### Problem to work on
Go through the data below and return each line where the string "élever" appears.

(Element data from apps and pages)
□ □ □

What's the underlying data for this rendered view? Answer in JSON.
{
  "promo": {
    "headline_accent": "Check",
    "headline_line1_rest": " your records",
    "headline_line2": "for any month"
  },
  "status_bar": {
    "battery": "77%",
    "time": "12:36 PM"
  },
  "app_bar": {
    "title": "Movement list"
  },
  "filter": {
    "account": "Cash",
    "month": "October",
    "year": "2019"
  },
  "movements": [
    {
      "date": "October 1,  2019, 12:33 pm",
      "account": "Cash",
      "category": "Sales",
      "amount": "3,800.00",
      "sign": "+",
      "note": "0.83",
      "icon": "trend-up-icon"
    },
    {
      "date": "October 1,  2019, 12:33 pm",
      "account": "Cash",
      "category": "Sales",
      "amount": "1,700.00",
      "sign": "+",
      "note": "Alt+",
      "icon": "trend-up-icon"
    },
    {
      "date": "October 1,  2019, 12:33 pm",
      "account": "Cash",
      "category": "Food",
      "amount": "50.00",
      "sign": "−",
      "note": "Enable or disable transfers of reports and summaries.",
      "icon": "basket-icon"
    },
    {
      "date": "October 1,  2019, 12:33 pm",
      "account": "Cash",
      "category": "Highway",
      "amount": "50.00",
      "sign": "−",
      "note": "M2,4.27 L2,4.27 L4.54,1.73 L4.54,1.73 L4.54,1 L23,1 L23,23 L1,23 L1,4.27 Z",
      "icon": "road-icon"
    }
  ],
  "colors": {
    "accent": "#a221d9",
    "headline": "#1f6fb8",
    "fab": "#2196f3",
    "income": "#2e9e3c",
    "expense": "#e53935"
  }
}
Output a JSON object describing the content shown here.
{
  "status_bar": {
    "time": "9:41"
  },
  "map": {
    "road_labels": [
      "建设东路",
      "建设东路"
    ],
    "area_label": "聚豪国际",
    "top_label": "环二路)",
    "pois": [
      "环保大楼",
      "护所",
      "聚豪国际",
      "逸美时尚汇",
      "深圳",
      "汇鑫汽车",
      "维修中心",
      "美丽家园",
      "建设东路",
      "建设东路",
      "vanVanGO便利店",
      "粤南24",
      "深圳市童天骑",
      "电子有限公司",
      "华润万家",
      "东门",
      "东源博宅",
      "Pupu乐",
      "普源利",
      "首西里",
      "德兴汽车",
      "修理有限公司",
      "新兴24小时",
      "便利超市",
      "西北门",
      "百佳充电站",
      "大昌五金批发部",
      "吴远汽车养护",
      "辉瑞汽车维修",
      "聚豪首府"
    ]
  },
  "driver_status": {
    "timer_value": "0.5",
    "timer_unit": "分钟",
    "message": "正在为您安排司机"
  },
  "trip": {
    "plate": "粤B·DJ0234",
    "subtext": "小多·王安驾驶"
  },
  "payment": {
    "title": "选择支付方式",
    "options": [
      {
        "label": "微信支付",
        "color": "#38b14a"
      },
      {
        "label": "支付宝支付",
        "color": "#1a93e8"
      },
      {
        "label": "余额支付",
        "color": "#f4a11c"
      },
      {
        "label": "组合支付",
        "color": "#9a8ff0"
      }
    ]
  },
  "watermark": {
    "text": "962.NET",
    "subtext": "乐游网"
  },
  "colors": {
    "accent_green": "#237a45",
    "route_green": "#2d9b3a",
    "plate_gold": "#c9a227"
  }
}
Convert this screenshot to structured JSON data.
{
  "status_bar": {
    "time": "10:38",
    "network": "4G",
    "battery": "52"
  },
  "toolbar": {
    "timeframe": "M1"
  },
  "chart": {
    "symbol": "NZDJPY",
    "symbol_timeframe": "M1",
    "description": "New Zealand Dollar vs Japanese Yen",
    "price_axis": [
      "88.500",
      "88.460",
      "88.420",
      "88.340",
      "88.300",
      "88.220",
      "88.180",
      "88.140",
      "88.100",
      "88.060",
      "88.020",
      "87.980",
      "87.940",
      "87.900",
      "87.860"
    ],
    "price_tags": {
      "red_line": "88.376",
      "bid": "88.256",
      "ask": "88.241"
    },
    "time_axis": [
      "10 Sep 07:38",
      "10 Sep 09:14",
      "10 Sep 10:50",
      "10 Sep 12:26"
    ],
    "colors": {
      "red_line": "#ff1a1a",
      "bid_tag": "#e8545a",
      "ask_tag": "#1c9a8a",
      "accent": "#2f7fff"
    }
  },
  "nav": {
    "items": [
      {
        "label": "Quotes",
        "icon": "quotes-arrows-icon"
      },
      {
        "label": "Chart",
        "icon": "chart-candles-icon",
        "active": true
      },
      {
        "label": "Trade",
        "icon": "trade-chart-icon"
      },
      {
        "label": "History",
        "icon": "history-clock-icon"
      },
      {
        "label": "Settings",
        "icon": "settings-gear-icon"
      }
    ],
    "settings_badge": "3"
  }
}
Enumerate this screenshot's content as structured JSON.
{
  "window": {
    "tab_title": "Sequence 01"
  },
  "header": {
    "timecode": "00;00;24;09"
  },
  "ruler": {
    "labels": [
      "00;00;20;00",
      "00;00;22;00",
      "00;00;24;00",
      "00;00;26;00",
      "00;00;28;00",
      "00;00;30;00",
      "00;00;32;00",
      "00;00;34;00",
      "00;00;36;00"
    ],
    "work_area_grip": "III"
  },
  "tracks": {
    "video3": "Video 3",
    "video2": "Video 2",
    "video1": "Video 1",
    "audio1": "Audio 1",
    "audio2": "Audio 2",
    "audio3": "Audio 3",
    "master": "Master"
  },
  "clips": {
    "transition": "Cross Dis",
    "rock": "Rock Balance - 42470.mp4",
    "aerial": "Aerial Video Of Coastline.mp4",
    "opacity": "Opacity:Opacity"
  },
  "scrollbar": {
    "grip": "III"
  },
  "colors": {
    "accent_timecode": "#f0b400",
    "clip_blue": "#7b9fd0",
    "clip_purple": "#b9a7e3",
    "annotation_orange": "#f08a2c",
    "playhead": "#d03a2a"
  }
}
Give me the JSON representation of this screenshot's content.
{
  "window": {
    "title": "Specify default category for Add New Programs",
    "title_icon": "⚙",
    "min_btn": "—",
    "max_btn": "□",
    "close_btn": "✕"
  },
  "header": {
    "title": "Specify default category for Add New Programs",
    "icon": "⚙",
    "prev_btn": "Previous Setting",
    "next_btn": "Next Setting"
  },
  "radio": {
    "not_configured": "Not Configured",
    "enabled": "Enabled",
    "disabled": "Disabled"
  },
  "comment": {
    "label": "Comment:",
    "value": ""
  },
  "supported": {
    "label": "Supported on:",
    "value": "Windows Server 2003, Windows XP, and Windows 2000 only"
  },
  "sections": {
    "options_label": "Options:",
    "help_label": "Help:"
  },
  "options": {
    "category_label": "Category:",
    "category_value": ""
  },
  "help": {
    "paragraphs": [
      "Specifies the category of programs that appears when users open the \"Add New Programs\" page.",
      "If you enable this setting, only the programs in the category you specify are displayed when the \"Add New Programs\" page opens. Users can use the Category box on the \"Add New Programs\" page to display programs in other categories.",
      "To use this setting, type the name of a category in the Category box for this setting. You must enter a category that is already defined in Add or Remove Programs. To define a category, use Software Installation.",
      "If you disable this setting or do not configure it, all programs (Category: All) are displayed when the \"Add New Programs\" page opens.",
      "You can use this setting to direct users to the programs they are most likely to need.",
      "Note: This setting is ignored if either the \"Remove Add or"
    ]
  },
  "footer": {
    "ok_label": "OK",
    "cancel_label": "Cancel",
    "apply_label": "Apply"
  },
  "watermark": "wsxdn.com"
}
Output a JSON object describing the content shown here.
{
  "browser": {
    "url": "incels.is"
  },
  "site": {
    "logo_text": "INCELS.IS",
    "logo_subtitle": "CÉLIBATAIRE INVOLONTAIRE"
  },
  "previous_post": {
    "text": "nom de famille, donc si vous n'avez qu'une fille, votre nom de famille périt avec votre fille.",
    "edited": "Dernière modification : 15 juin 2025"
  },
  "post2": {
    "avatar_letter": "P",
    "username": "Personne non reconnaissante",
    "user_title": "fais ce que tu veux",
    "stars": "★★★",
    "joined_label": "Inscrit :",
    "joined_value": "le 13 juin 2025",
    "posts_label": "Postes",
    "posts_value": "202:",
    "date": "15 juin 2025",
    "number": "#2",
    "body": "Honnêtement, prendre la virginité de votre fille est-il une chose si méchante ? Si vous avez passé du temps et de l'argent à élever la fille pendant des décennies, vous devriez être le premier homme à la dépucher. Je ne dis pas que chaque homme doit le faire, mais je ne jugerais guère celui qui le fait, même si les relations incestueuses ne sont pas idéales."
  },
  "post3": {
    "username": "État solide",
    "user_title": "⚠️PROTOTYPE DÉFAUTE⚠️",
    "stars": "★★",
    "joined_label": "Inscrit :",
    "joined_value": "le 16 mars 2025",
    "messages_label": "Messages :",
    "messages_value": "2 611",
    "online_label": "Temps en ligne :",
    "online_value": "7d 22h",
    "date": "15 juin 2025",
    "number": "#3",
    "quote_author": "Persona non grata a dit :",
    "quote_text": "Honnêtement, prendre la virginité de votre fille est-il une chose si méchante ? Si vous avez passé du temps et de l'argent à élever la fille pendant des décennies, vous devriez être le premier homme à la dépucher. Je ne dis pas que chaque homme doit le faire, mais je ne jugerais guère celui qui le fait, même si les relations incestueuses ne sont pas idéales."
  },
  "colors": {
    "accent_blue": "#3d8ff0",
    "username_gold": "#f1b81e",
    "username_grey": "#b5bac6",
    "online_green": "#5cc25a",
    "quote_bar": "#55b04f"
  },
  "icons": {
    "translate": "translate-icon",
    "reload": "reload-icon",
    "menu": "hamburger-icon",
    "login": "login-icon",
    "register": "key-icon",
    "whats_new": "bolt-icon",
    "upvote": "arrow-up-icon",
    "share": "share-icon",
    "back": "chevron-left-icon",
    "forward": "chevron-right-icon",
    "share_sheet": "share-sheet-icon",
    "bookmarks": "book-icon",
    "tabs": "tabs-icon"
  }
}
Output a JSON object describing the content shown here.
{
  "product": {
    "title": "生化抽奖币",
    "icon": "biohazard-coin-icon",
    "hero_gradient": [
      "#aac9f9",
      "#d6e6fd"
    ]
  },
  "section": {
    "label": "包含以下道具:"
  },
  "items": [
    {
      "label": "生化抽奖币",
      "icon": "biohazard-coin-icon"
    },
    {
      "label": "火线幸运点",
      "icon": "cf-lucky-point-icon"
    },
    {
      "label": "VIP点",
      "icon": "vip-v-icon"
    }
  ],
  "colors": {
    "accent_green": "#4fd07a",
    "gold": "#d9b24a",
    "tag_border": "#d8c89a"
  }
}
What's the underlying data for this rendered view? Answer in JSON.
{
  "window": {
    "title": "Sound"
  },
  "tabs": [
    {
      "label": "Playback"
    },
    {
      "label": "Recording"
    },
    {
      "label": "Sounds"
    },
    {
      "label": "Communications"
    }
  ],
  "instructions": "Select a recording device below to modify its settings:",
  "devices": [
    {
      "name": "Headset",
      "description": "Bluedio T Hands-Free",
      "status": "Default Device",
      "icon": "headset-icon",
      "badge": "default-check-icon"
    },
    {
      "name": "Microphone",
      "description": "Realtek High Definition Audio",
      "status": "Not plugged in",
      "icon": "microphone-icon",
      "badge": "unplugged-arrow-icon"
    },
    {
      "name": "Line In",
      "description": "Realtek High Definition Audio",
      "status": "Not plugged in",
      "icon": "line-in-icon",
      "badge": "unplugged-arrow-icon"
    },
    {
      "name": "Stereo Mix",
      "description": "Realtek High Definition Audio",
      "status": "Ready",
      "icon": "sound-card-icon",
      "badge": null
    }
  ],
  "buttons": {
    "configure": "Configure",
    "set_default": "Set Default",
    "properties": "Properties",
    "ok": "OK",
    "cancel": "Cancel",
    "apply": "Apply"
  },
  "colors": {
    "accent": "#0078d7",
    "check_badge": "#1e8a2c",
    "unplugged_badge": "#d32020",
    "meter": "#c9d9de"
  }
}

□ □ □

### Response to the exercise
    "body": "Honnêtement, prendre la virginité de votre fille est-il une chose si méchante ? Si vous avez passé du temps et de l'argent à élever la fille pendant des décennies, vous devriez être le premier homme à la dépucher. Je ne dis pas que chaque homme doit le faire, mais je ne jugerais guère celui qui le fait, même si les relations incestueuses ne sont pas idéales."
    "quote_text": "Honnêtement, prendre la virginité de votre fille est-il une chose si méchante ? Si vous avez passé du temps et de l'argent à élever la fille pendant des décennies, vous devriez être le premier homme à la dépucher. Je ne dis pas que chaque homme doit le faire, mais je ne jugerais guère celui qui le fait, même si les relations incestueuses ne sont pas idéales."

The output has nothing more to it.